IBM Corp. has begun a real-world test of its grid-computing system by turning to a familiar geek pastime: games.
In conjunction with IBM, a group of college students from the University of Wisconsin developed GameGrid, a derivative of IBMs OptimalGrid effort. The students adapted the open-source version of id Softwares Quake 2 first-person shooter, and attempted to scale it across the grid to stress the system.
It didnt. Although a total of 80 players logged on simultaneously to play a custom map, IBM officials said theyre going to have to develop custom AI opponents, or "bots," in an attempt to test the OptimalGrid/GameGrids weak points.
Armonk, N.Y.-based IBMs grid-computing strategy has been to ask third-party application developers to design middleware that they could run on IBMs grid systems, which link a number of servers. While IBMs current customers include members of automotive, aerospace, financial and scientific communities, IBM is also exploring the entertainment sector with projects such as the GameGrid.
GameGrid fits somewhere between a research project and a development program. "Although were not commenting on our product plans, we are talking to game developers and encouraging them to work with us," said Sandra Myers, a member of the Global Emerging Development portion of IBMs grid-systems team.

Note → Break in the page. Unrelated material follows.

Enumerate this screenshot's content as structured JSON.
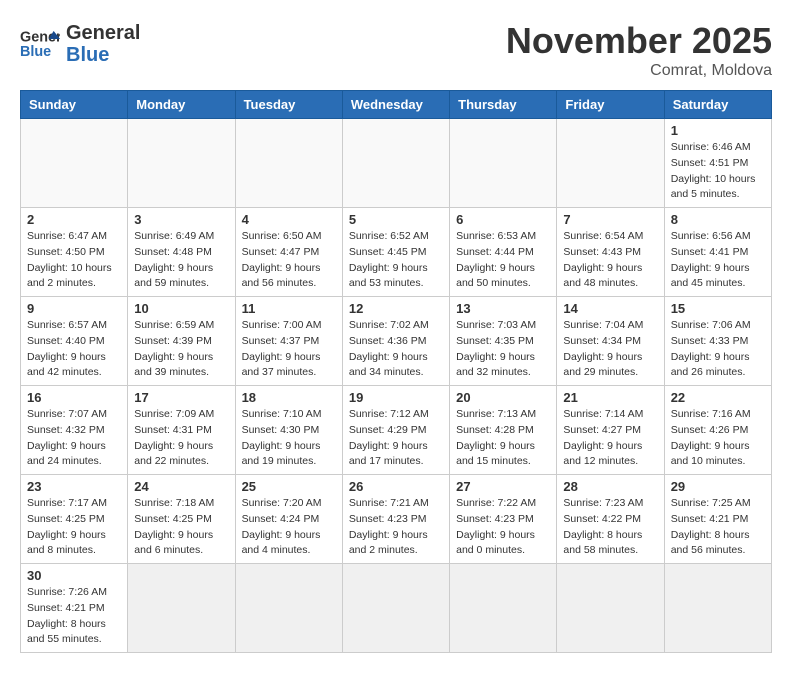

In a typical first-person shooter, players connect to a single server that can accommodate up to about 32 players at one time. IBMs GameGrid technology acts more like the technology used by massively-multiplayer online games, which shares the game world across several servers or groups of servers. GameGrid could be used both with a traditional networked first-person shooter as well as a massively multiplayer online role-playing game, or MMORPG, said James Kaufman, a computer-science research staff manager at IBMs Almaden facility in San Jose, Calif.
However, there really is no comparison between IBMs GameGrid and the servers powering MMORPGs like EverQuest Online, said Adam Joffe, chief technical officer for Sony Online Entertainment.
"Its not immediately obvious that what IBMs done with their technology and what we do is the same thing," Joffe said. "The way we do clusters and work with game environments is different, from what I understand. They take a more generalized approach."
Joffe declined to comment specifically on the back-end infrastructure needed to power EverQuests virtual world of Norrath, but said the software used a collection of Intel-based servers linked together by an in-house clustering application. Currently, more than 47 "worlds," backed by clusters, are online within the United States, he said.
EverQuest II, due out this winter, will use its own, completely different clustering technology, Joffe added.